- [What to work on]: The entries below are to be duplicated exactly, with nothing left out.

Excerpts from an interface dataset:
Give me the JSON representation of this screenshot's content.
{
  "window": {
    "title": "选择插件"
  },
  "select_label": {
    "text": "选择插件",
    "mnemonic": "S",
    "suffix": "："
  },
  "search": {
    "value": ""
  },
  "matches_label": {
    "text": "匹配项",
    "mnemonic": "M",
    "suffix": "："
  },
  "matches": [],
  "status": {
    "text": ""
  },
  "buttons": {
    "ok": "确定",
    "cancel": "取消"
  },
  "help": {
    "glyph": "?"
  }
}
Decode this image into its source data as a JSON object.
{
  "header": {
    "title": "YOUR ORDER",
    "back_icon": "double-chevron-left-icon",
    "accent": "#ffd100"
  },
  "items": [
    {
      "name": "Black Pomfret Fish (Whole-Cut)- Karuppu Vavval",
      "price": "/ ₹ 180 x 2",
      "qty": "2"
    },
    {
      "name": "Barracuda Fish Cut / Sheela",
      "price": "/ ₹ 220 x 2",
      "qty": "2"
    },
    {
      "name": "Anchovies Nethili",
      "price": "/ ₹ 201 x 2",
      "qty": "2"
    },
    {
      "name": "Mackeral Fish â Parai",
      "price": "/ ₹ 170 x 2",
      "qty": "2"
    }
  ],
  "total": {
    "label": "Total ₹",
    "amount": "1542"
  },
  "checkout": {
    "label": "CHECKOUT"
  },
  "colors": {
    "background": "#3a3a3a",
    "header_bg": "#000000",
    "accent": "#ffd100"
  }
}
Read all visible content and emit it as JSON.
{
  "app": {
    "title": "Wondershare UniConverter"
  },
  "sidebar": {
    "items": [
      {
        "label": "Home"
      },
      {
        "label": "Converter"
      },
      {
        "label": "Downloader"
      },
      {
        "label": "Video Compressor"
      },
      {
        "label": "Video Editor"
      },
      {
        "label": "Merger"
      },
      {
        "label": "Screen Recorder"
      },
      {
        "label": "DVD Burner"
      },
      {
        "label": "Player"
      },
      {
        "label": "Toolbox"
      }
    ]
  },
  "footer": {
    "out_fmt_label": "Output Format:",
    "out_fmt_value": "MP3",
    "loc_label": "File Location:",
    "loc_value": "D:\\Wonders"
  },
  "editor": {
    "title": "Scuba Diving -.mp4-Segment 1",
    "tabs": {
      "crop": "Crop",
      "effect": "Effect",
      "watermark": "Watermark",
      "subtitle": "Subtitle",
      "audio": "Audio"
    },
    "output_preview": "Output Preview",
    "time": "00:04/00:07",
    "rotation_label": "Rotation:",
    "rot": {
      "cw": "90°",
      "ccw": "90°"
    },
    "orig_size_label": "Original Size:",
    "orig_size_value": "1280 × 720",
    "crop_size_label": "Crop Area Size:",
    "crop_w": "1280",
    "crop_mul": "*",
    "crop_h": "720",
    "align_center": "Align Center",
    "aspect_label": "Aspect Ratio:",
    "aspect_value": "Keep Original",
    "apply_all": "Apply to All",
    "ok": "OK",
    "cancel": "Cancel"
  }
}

- [Response to the exercise]:
Give me the JSON representation of this screenshot's content.
{
  "window": {
    "title": "选择插件"
  },
  "select_label": {
    "text": "选择插件",
    "mnemonic": "S",
    "suffix": "："
  },
  "search": {
    "value": ""
  },
  "matches_label": {
    "text": "匹配项",
    "mnemonic": "M",
    "suffix": "："
  },
  "matches": [],
  "status": {
    "text": ""
  },
  "buttons": {
    "ok": "确定",
    "cancel": "取消"
  },
  "help": {
    "glyph": "?"
  }
}
Decode this image into its source data as a JSON object.
{
  "header": {
    "title": "YOUR ORDER",
    "back_icon": "double-chevron-left-icon",
    "accent": "#ffd100"
  },
  "items": [
    {
      "name": "Black Pomfret Fish (Whole-Cut)- Karuppu Vavval",
      "price": "/ ₹ 180 x 2",
      "qty": "2"
    },
    {
      "name": "Barracuda Fish Cut / Sheela",
      "price": "/ ₹ 220 x 2",
      "qty": "2"
    },
    {
      "name": "Anchovies Nethili",
      "price": "/ ₹ 201 x 2",
      "qty": "2"
    },
    {
      "name": "Mackeral Fish â Parai",
      "price": "/ ₹ 170 x 2",
      "qty": "2"
    }
  ],
  "total": {
    "label": "Total ₹",
    "amount": "1542"
  },
  "checkout": {
    "label": "CHECKOUT"
  },
  "colors": {
    "background": "#3a3a3a",
    "header_bg": "#000000",
    "accent": "#ffd100"
  }
}
Read all visible content and emit it as JSON.
{
  "app": {
    "title": "Wondershare UniConverter"
  },
  "sidebar": {
    "items": [
      {
        "label": "Home"
      },
      {
        "label": "Converter"
      },
      {
        "label": "Downloader"
      },
      {
        "label": "Video Compressor"
      },
      {
        "label": "Video Editor"
      },
      {
        "label": "Merger"
      },
      {
        "label": "Screen Recorder"
      },
      {
        "label": "DVD Burner"
      },
      {
        "label": "Player"
      },
      {
        "label": "Toolbox"
      }
    ]
  },
  "footer": {
    "out_fmt_label": "Output Format:",
    "out_fmt_value": "MP3",
    "loc_label": "File Location:",
    "loc_value": "D:\\Wonders"
  },
  "editor": {
    "title": "Scuba Diving -.mp4-Segment 1",
    "tabs": {
      "crop": "Crop",
      "effect": "Effect",
      "watermark": "Watermark",
      "subtitle": "Subtitle",
      "audio": "Audio"
    },
    "output_preview": "Output Preview",
    "time": "00:04/00:07",
    "rotation_label": "Rotation:",
    "rot": {
      "cw": "90°",
      "ccw": "90°"
    },
    "orig_size_label": "Original Size:",
    "orig_size_value": "1280 × 720",
    "crop_size_label": "Crop Area Size:",
    "crop_w": "1280",
    "crop_mul": "*",
    "crop_h": "720",
    "align_center": "Align Center",
    "aspect_label": "Aspect Ratio:",
    "aspect_value": "Keep Original",
    "apply_all": "Apply to All",
    "ok": "OK",
    "cancel": "Cancel"
  }
}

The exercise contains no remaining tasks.